The FAMACHA system is a methodology to slow the development of drench resistance in barber's pole worms of sheep and goats. It is based on minimising the need to drench all animals in the mob or herd at the same time, so leaving more worms in refugia (not exposed to a drench).
The system was developed at the University of Pretoria, South Africa, and uses mucus membrane colour (specifically the colour of the conjunctiva inside the lower eyelid of the animal) to indicate the extent of anaemia in each animal caused by the barber's pole worm (Haemonchus contortus). The mucus membrane colour is rated 1 to 5 (1 being red with no evidence of anaemia, and 5 being pale/white with severe anaemia) and is used to determine whether specific individuals or the whole mob should be treated with an anthelmintic (drench).
The system uses individual scoring, identification of individual animals requiring treatment when a mob treatment is not required, a record of the number of each score to determine whether the entire mob is drenched, and culling of animals that require frequent drenching.
In Australia, the overall FAMACHA system is not considered feasible on most commercial enterprises due to the labour requirements involved in frequent scoring during high-risk barber's pole times. However, WormBoss recommends the scoring system to smallholders of sheep and goats in regions with barber's pole worm as an indicator of the need to drench each individual.
Smallholders should assess the FAMACHA score of each individual animal weekly during periods of high barber’s pole worm risk, reducing to monthly during periods of low risk. It can be used in conjunction with other indicators of the need to drench (see the Smallholders program).
FAMACHA scoring is a well-established process involving checking the mucus membranes inside of the lower eyelid (conjunctiva) and comparing it to colours on a FAMACHA card. The colour of the conjunctiva reflects the amount of red blood cells in the animal.
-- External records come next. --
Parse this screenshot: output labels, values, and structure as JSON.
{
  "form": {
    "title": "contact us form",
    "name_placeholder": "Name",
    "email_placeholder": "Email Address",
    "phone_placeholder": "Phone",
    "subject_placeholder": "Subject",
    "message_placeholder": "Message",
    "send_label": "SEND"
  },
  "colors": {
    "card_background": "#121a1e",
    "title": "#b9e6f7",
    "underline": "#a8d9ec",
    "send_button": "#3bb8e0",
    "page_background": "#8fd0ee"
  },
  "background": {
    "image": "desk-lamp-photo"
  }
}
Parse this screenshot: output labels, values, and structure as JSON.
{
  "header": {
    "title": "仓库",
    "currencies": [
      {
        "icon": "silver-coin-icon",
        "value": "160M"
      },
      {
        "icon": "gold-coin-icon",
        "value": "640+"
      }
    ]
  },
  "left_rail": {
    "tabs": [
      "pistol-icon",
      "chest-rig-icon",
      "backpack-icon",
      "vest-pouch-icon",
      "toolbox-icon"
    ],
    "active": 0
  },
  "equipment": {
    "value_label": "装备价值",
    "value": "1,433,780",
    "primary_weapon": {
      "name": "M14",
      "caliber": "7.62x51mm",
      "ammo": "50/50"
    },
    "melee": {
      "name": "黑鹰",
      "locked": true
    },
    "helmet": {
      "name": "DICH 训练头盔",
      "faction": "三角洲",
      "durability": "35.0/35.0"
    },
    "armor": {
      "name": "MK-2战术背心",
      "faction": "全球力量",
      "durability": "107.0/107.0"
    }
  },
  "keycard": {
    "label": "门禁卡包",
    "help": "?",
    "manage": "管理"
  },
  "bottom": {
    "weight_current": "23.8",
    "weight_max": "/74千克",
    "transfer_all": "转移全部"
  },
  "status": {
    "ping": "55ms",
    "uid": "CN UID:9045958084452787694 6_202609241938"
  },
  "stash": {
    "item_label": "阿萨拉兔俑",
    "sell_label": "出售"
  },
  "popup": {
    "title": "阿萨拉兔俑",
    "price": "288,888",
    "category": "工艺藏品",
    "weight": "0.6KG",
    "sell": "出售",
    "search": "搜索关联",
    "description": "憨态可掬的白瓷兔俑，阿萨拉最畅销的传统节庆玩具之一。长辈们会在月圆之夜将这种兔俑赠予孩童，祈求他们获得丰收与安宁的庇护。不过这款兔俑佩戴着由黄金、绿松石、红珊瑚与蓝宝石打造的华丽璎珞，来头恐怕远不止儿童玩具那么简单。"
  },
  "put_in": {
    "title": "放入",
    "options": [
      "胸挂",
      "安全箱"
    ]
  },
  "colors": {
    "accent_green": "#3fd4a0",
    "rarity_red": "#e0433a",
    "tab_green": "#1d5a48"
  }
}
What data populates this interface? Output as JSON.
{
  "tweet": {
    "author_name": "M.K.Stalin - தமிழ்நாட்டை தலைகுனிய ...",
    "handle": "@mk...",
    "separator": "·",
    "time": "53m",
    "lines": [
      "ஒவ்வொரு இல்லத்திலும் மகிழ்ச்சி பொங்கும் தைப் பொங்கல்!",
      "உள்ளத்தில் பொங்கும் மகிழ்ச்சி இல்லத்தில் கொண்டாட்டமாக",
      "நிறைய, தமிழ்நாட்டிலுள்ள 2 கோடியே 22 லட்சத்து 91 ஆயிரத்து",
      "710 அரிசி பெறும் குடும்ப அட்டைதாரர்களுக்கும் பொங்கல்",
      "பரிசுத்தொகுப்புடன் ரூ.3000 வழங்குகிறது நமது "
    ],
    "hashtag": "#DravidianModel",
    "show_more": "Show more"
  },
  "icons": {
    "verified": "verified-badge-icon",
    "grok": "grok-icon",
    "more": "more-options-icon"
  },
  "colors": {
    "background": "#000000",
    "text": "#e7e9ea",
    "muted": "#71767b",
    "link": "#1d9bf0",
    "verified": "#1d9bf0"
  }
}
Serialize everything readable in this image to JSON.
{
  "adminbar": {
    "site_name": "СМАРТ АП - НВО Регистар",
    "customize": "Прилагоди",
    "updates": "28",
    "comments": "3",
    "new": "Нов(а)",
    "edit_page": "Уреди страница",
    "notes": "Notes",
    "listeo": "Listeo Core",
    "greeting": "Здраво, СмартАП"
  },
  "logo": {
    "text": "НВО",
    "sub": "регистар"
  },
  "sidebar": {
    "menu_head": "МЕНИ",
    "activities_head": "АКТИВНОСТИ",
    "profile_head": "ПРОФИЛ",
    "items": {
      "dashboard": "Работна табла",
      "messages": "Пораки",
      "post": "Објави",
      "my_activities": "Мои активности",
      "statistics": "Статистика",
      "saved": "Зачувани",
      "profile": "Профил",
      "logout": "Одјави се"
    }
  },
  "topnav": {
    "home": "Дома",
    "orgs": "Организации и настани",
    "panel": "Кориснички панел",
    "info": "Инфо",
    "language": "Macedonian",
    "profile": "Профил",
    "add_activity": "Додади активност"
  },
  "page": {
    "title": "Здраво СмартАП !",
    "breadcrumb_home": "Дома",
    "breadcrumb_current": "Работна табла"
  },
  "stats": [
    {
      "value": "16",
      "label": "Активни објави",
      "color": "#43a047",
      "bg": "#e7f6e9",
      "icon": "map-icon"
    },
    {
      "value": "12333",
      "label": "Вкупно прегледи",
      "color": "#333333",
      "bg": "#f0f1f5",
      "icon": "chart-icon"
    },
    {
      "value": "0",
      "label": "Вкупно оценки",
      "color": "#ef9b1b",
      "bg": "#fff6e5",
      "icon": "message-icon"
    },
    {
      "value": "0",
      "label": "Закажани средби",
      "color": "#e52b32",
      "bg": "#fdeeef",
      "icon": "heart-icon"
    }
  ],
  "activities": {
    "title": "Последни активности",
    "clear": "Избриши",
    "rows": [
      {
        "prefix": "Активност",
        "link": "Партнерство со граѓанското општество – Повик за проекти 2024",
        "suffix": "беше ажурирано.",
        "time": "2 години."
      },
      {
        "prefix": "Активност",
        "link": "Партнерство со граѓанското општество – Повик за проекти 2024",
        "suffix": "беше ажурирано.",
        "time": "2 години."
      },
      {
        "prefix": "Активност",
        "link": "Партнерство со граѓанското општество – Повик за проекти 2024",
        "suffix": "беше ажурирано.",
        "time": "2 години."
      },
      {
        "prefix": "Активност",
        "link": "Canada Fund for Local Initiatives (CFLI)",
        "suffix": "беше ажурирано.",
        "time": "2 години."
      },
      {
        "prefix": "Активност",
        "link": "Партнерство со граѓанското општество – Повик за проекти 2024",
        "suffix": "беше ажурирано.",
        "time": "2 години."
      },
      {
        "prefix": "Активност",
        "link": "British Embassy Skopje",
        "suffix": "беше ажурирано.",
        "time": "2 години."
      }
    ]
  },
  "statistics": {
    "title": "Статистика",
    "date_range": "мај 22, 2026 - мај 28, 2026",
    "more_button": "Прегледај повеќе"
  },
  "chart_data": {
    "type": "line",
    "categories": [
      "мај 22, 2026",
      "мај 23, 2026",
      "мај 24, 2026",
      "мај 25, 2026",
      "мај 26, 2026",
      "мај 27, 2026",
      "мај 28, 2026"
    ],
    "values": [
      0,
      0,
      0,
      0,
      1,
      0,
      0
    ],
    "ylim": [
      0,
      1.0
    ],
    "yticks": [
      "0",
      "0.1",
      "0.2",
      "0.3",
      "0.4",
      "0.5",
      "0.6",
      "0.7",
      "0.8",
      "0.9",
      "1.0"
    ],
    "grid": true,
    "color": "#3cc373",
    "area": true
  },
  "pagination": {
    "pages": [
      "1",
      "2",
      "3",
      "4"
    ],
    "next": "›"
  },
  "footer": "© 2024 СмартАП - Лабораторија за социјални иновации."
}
The FAMACHA card has 5 blocks of colour: 1 is a red, 2 is a red-pink, 3 is a pink, 4 is pink-white and 5 is white. Scores of 1–-2 are recorded from healthy sheep and goats (though goats tend not to get the deeper score 1 red that sheep do), and 4–-5 from goats suffering anaemia.
As a general guide, animals with a score 1 or 2 do not require a drench, but those with score 4 or 5 should be drenched. Animals at score 3 may or may not be drenched depending on the situation. Animals that are young, lactating, in poor condition, or on poor feed should be drenched when they reach score 3. Strong adults (not lactating) in good condition, and on good feed may be left undrenched, but check them again in another week.
To check the eye colour, press firmly, but gently, directly onto the closed upper eyelid, pressing the eye into the socket just a little, while pulling down on the skin of the lower lid (the video listed below provides a good demonstration of how to do this). The pressure on the eye is not painful and will help to cause the conjunctiva to bulge at the bottom. The nictitating membrane or third eyelid may also come out from the inside corner of the eye and spread across the eye, this should not be scored as it is generally paler.
The card is held close to the conjunctiva and the colours on the card are compared to the conjunctiva. The score that most closely matches the colour of the conjunctiva is chosen.
The FAMACHA cards are printed with very specific colours. If you print one from the internet your printer may not generate the correct colour and may cause you to score incorrectly one way or the other. Note also there is a copyright on the cards, and so it is, in fact, illegal to print and distribute them without permission.
Worldwide, the cards are available in association with training (some skill and practice is required to score accurately). In Australia, email Dr Sandra Baxendell regarding training and cards.
More information on FAMACHA score in goats:
Why and How To Do FAMACHA© Scoring, published by University of Rhode Island.
Video: Why and how to do FAMACHA Scoring by Anne Zajac, Virginia-Maryland College of Veterinary Medicine, published by University of Rhode Island. https://www.youtube.com/watch?v=I5rcuvVG56Q&feature=youtu.be